╔══

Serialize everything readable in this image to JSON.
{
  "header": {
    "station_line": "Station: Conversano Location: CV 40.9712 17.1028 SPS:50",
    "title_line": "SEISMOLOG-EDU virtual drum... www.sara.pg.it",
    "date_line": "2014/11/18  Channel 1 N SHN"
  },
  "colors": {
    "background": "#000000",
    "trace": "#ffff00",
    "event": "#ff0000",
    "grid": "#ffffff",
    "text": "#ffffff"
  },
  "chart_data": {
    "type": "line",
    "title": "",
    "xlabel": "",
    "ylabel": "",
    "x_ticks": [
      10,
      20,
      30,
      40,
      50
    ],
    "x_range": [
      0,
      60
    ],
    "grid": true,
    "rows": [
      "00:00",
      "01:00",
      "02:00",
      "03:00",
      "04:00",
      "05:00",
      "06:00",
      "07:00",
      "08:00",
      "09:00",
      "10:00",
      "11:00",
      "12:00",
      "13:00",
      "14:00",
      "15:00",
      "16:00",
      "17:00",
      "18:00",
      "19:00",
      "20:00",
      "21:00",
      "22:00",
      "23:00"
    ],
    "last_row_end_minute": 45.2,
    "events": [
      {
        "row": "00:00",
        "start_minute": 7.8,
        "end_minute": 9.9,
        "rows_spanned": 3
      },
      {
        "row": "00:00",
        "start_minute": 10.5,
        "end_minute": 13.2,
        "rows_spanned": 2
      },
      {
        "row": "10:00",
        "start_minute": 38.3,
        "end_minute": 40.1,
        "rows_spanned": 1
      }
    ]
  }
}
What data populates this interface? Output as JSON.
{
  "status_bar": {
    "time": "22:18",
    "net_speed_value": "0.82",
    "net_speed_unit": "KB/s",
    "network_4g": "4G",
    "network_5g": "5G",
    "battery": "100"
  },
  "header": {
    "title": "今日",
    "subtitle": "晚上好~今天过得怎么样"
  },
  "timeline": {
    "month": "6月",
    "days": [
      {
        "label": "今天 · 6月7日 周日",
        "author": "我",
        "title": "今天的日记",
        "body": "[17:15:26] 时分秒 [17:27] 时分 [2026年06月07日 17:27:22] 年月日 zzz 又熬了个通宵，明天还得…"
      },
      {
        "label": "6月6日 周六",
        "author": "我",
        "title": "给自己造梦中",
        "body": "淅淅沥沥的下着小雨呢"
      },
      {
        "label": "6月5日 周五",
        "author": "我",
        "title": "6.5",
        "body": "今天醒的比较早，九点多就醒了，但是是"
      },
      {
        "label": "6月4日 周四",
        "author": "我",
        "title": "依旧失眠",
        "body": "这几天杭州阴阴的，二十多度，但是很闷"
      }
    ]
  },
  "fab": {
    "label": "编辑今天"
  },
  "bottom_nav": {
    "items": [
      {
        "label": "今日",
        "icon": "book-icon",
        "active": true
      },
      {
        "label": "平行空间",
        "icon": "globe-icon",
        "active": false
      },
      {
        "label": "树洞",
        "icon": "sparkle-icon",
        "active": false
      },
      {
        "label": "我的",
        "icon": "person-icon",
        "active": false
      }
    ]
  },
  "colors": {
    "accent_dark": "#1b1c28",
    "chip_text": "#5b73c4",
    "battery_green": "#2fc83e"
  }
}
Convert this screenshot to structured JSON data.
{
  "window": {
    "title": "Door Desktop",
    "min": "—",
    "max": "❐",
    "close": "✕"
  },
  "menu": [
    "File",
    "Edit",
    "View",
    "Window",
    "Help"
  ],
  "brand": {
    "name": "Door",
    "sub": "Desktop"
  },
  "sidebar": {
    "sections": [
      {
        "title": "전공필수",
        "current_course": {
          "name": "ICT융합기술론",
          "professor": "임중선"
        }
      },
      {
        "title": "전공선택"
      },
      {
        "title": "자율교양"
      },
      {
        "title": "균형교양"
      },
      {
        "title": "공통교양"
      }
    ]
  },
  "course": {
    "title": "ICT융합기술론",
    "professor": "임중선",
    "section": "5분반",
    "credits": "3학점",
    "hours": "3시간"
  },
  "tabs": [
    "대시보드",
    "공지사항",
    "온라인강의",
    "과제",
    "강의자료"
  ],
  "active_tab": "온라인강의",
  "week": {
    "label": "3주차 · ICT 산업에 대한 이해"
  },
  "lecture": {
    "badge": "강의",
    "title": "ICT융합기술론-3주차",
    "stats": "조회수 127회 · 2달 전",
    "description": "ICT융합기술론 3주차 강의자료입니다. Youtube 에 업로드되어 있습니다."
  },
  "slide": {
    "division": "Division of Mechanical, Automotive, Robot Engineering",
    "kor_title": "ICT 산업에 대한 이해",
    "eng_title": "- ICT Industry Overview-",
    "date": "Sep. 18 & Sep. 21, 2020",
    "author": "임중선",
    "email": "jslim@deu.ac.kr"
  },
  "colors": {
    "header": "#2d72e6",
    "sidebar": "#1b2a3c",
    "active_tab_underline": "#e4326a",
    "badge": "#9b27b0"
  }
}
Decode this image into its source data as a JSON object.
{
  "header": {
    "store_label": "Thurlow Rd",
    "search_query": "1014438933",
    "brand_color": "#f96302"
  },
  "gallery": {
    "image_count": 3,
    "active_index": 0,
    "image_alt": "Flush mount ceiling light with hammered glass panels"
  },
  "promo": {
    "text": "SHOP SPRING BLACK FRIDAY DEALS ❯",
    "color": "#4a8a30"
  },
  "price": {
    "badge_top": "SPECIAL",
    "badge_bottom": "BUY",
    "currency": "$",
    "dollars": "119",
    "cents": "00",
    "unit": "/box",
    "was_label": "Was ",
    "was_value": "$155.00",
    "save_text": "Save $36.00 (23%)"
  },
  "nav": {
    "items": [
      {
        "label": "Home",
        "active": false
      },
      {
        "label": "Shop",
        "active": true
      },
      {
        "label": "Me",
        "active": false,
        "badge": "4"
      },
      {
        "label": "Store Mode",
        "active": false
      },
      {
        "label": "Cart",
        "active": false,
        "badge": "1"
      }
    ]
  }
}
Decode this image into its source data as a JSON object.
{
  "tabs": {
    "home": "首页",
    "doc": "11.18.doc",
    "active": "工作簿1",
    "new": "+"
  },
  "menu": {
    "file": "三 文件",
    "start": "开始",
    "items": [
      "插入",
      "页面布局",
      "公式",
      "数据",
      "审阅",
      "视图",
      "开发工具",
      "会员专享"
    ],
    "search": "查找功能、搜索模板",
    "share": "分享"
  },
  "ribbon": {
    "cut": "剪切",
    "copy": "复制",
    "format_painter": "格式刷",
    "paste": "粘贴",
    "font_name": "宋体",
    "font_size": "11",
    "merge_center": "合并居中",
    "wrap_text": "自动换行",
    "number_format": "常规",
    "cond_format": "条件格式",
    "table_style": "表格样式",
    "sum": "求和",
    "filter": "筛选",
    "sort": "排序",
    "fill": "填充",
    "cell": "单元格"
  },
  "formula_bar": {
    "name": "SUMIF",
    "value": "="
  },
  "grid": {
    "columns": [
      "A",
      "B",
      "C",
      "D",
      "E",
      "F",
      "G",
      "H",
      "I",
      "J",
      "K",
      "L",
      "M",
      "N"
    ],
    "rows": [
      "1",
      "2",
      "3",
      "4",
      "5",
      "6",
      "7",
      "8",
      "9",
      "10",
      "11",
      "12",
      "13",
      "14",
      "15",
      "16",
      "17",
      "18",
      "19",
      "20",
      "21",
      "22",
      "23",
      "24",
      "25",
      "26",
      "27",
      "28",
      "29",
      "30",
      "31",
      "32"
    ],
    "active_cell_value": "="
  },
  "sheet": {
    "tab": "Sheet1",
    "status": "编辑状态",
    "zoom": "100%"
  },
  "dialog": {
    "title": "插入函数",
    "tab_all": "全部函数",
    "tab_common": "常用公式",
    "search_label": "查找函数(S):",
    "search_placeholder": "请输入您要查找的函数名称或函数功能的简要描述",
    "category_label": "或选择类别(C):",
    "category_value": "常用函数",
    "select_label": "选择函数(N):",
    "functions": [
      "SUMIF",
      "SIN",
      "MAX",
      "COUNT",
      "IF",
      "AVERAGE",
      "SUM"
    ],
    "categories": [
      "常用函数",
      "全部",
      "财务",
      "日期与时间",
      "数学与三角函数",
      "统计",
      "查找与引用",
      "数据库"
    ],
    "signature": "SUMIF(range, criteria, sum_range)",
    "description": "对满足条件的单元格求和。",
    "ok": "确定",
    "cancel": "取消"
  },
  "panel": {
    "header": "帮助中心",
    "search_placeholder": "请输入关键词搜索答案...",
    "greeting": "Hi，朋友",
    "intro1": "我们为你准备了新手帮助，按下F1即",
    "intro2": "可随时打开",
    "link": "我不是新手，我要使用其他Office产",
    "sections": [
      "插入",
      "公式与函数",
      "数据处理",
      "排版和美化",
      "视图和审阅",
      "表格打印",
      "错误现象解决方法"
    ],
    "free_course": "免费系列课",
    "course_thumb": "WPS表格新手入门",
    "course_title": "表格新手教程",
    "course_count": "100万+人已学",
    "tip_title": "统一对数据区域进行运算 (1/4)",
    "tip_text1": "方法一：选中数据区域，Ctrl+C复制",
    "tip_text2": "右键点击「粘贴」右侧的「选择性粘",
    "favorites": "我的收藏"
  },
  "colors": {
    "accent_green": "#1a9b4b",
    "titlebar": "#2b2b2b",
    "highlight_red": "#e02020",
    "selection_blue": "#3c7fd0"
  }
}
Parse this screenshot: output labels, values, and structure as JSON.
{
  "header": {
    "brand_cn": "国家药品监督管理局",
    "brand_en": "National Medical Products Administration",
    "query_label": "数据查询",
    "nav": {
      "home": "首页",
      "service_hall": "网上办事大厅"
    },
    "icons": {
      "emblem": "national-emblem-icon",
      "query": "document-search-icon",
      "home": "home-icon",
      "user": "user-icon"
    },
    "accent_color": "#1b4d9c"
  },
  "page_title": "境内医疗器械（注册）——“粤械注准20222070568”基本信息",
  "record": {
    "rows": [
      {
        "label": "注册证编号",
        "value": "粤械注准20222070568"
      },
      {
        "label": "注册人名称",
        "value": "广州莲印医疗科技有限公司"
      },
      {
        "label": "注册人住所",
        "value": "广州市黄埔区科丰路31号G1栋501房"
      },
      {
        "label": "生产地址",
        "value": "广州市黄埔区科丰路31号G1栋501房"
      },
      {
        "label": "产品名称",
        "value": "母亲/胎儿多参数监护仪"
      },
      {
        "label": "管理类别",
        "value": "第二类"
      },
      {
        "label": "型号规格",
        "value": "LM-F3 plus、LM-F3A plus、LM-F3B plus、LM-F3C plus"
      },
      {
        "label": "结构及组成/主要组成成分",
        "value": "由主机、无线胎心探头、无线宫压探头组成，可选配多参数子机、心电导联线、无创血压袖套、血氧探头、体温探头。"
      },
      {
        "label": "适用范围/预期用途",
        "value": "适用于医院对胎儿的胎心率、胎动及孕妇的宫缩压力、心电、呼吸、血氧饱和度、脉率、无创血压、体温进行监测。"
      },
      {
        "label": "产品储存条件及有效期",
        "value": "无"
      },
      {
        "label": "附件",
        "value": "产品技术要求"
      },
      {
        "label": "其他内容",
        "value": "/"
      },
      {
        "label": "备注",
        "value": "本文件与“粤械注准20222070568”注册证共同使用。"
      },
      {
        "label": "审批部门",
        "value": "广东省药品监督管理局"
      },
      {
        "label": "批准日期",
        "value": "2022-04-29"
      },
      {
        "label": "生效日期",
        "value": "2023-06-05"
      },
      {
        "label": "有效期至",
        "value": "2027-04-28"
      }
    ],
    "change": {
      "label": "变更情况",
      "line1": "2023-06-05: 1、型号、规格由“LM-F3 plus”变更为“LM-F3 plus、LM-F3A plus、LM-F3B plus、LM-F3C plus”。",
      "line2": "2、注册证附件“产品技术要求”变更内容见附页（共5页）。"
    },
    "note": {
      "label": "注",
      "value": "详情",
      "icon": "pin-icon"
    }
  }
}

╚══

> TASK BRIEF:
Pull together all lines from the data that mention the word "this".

> OUTPUT OF THE TASK:
Serialize everything readable in this image to JSON.
What data populates this interface? Output as JSON.
Convert this screenshot to structured JSON data.
Decode this image into its source data as a JSON object.
Decode this image into its source data as a JSON object.
Parse this screenshot: output labels, values, and structure as JSON.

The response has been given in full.